Our shortlist of the most helpful education websites out there
During the COVID-19 crisis, Audible have made hundreds of children’s books available for free.
This service, provided by Guide Dogs, produces custom-made large print books books to suit your specific requirements, by tailoring the font type, size, spacing, colour and binding.
National Braille Week
National Braille Week aims to raise awareness of the importance of braille and other alternative formats that open up the written world to people with vision impairment.
NatSIP – National Sensory Impairment Partnership
NatSIP is a partnership of organisations working together to improve outcomes for children and young people with sensory impairment. The website includes example EHCPs, a find an adviser service, and more.
Paths to Literacy
Paths to Literacy is an interactive Community of Practice. Users can share strategies and resources, and discuss all aspects of literacy for learners who have vision impairment. The website content also includes those with additional disabilities or deafblindness. Educators and families can find and share activities to aid their child’s learning.
Positive Eye delivers dedicated courses about teaching and supporting children and young people with Special Educational Needs. They specialise in training on supporting the needs of children with vision impairment, however their training packages are suitable for all areas of special education needs.
Find resources, products and publications; including the RNIB’s National Curriculum effective practice guides.
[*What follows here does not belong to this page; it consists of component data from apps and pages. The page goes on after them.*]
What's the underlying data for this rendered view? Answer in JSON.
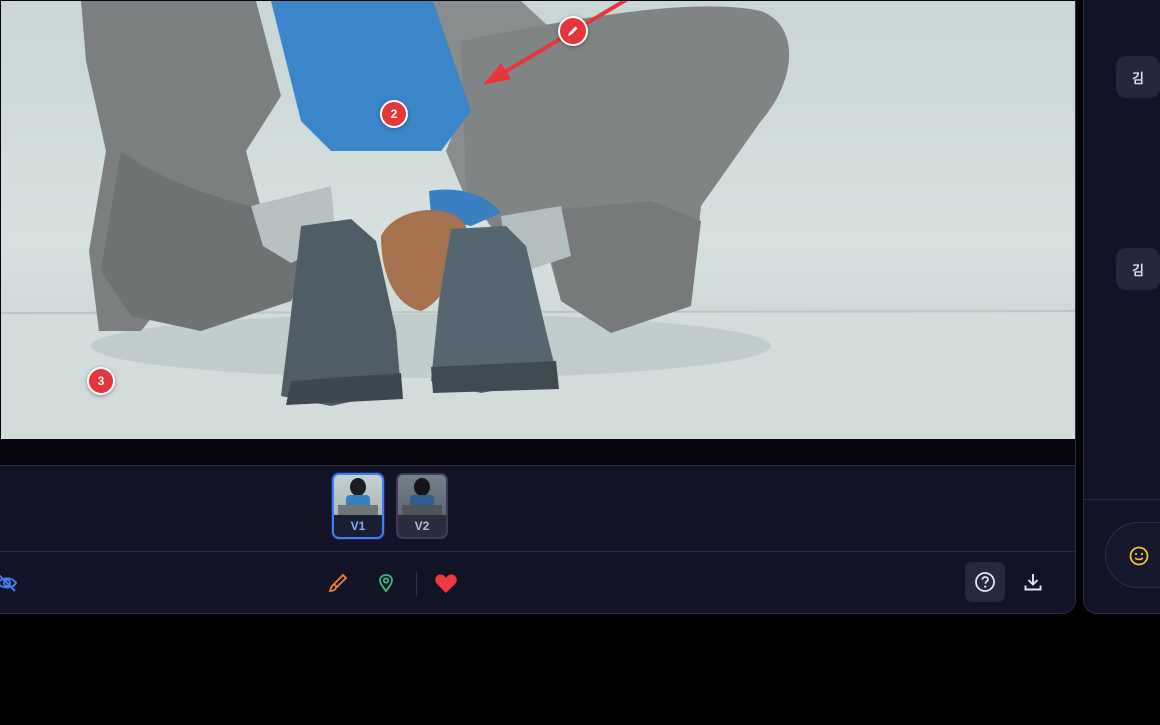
{
  "canvas": {
    "pins": [
      {
        "id": "pin-2",
        "label": "2"
      },
      {
        "id": "pin-3",
        "label": "3"
      }
    ],
    "pen_marker_icon": "pencil-icon",
    "arrow_color": "#e5363c"
  },
  "versions": [
    {
      "label": "V1",
      "selected": true
    },
    {
      "label": "V2",
      "selected": false
    }
  ],
  "toolbar": {
    "left_icon": "eye-off-icon",
    "tools": [
      "brush-icon",
      "map-pin-icon",
      "heart-icon"
    ],
    "right_tools": [
      "help-icon",
      "download-icon"
    ],
    "colors": {
      "brush": "#e8843a",
      "pin": "#3fba7a",
      "heart": "#ef3a42",
      "accent": "#3f7df2"
    }
  },
  "comments": {
    "avatars": [
      {
        "initial": "김"
      },
      {
        "initial": "김"
      }
    ],
    "composer_icon": "smile-icon",
    "composer_icon_color": "#f2c230"
  }
}
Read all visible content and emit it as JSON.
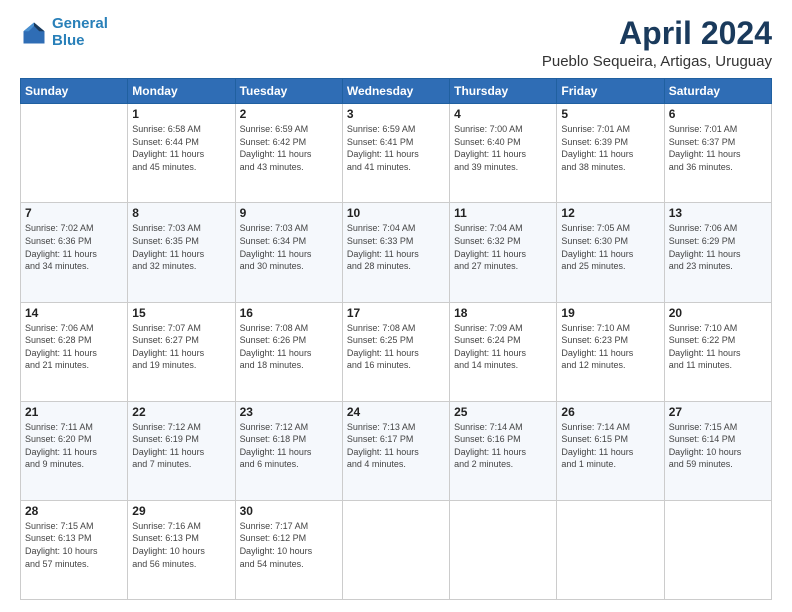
{
  "header": {
    "logo_line1": "General",
    "logo_line2": "Blue",
    "title": "April 2024",
    "subtitle": "Pueblo Sequeira, Artigas, Uruguay"
  },
  "calendar": {
    "headers": [
      "Sunday",
      "Monday",
      "Tuesday",
      "Wednesday",
      "Thursday",
      "Friday",
      "Saturday"
    ],
    "weeks": [
      [
        {
          "day": "",
          "info": ""
        },
        {
          "day": "1",
          "info": "Sunrise: 6:58 AM\nSunset: 6:44 PM\nDaylight: 11 hours\nand 45 minutes."
        },
        {
          "day": "2",
          "info": "Sunrise: 6:59 AM\nSunset: 6:42 PM\nDaylight: 11 hours\nand 43 minutes."
        },
        {
          "day": "3",
          "info": "Sunrise: 6:59 AM\nSunset: 6:41 PM\nDaylight: 11 hours\nand 41 minutes."
        },
        {
          "day": "4",
          "info": "Sunrise: 7:00 AM\nSunset: 6:40 PM\nDaylight: 11 hours\nand 39 minutes."
        },
        {
          "day": "5",
          "info": "Sunrise: 7:01 AM\nSunset: 6:39 PM\nDaylight: 11 hours\nand 38 minutes."
        },
        {
          "day": "6",
          "info": "Sunrise: 7:01 AM\nSunset: 6:37 PM\nDaylight: 11 hours\nand 36 minutes."
        }
      ],
      [
        {
          "day": "7",
          "info": "Sunrise: 7:02 AM\nSunset: 6:36 PM\nDaylight: 11 hours\nand 34 minutes."
        },
        {
          "day": "8",
          "info": "Sunrise: 7:03 AM\nSunset: 6:35 PM\nDaylight: 11 hours\nand 32 minutes."
        },
        {
          "day": "9",
          "info": "Sunrise: 7:03 AM\nSunset: 6:34 PM\nDaylight: 11 hours\nand 30 minutes."
        },
        {
          "day": "10",
          "info": "Sunrise: 7:04 AM\nSunset: 6:33 PM\nDaylight: 11 hours\nand 28 minutes."
        },
        {
          "day": "11",
          "info": "Sunrise: 7:04 AM\nSunset: 6:32 PM\nDaylight: 11 hours\nand 27 minutes."
        },
        {
          "day": "12",
          "info": "Sunrise: 7:05 AM\nSunset: 6:30 PM\nDaylight: 11 hours\nand 25 minutes."
        },
        {
          "day": "13",
          "info": "Sunrise: 7:06 AM\nSunset: 6:29 PM\nDaylight: 11 hours\nand 23 minutes."
        }
      ],
      [
        {
          "day": "14",
          "info": "Sunrise: 7:06 AM\nSunset: 6:28 PM\nDaylight: 11 hours\nand 21 minutes."
        },
        {
          "day": "15",
          "info": "Sunrise: 7:07 AM\nSunset: 6:27 PM\nDaylight: 11 hours\nand 19 minutes."
        },
        {
          "day": "16",
          "info": "Sunrise: 7:08 AM\nSunset: 6:26 PM\nDaylight: 11 hours\nand 18 minutes."
        },
        {
          "day": "17",
          "info": "Sunrise: 7:08 AM\nSunset: 6:25 PM\nDaylight: 11 hours\nand 16 minutes."
        },
        {
          "day": "18",
          "info": "Sunrise: 7:09 AM\nSunset: 6:24 PM\nDaylight: 11 hours\nand 14 minutes."
        },
        {
          "day": "19",
          "info": "Sunrise: 7:10 AM\nSunset: 6:23 PM\nDaylight: 11 hours\nand 12 minutes."
        },
        {
          "day": "20",
          "info": "Sunrise: 7:10 AM\nSunset: 6:22 PM\nDaylight: 11 hours\nand 11 minutes."
        }
      ],
      [
        {
          "day": "21",
          "info": "Sunrise: 7:11 AM\nSunset: 6:20 PM\nDaylight: 11 hours\nand 9 minutes."
        },
        {
          "day": "22",
          "info": "Sunrise: 7:12 AM\nSunset: 6:19 PM\nDaylight: 11 hours\nand 7 minutes."
        },
        {
          "day": "23",
          "info": "Sunrise: 7:12 AM\nSunset: 6:18 PM\nDaylight: 11 hours\nand 6 minutes."
        },
        {
          "day": "24",
          "info": "Sunrise: 7:13 AM\nSunset: 6:17 PM\nDaylight: 11 hours\nand 4 minutes."
        },
        {
          "day": "25",
          "info": "Sunrise: 7:14 AM\nSunset: 6:16 PM\nDaylight: 11 hours\nand 2 minutes."
        },
        {
          "day": "26",
          "info": "Sunrise: 7:14 AM\nSunset: 6:15 PM\nDaylight: 11 hours\nand 1 minute."
        },
        {
          "day": "27",
          "info": "Sunrise: 7:15 AM\nSunset: 6:14 PM\nDaylight: 10 hours\nand 59 minutes."
        }
      ],
      [
        {
          "day": "28",
          "info": "Sunrise: 7:15 AM\nSunset: 6:13 PM\nDaylight: 10 hours\nand 57 minutes."
        },
        {
          "day": "29",
          "info": "Sunrise: 7:16 AM\nSunset: 6:13 PM\nDaylight: 10 hours\nand 56 minutes."
        },
        {
          "day": "30",
          "info": "Sunrise: 7:17 AM\nSunset: 6:12 PM\nDaylight: 10 hours\nand 54 minutes."
        },
        {
          "day": "",
          "info": ""
        },
        {
          "day": "",
          "info": ""
        },
        {
          "day": "",
          "info": ""
        },
        {
          "day": "",
          "info": ""
        }
      ]
    ]
  }
}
These guides help parents and professionals to meet the individual needs of children and young people with vision impairment.
RNIB Bookshare is a free service providing accessible textbooks to support dyslexic or visually impaired learners who have difficulty reading standard print. Supporting the UK curriculum, the service offers a range of accessible formats that can be read electronically or adapted to suit the personal reading needs of learners. There are over 350,000 titles available, from Early Years to Higher Education. Your child can access these books by their school gaining free membership (an alternative option is available for home-schooled children). For more information, visit the website or download this information leaflet.
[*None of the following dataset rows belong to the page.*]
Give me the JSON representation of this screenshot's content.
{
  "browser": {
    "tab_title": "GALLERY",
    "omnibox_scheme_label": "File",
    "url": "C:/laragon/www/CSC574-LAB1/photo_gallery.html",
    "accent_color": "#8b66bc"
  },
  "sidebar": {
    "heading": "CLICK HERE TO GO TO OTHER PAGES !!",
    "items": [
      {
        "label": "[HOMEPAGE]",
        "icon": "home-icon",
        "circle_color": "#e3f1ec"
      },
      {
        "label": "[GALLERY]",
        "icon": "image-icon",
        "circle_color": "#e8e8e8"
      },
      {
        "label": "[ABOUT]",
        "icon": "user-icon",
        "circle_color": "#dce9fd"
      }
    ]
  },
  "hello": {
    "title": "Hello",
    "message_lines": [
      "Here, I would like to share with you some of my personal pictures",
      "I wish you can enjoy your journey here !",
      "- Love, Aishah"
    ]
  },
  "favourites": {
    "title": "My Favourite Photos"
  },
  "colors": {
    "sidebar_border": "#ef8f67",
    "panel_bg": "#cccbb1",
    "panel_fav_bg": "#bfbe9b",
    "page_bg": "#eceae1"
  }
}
This website allows people to convert files into other formats, for example, converting a word document into audio. This website is especially useful if you need to read a long document or for different methods of revising.
Teaching Students with Visually Impairments
The mission of Teaching Students with Visual Impairments is to provide all persons involved in the student’s education with the necessary resources they need. Their aim is to help each student become successful members of their communities and to equip those in the vision field with a readily available resource to meet the wide range of needs of the students they serve.
VIEW – Training Course
VIEW is the professional association of the VI Education Workforce, and the professional association of QTVIs (Qualified Teacher of Children and Young People with Vision Impairment). Along with the RNIB, VIEW run a course for teaching assistants and parents titled “Understanding vision impairment in children and young people”. This online course is designed to support the training needs of parents and education support staff in order to improve the quality of learning opportunities available to children and young people with visual impairment.
This American based website founded by a parent of a VI child and established in 2006 is jam packed with educational resources, written by both parents and professionals. The resources can be utilised to assist children of all ages. Wonderbaby also has a fantastic Pinterest section which can really help to get your creative juices flowing! From resource adaptation to more practical support information, Wonderbaby.org should be your first port of call when addressing how you can support your child in education.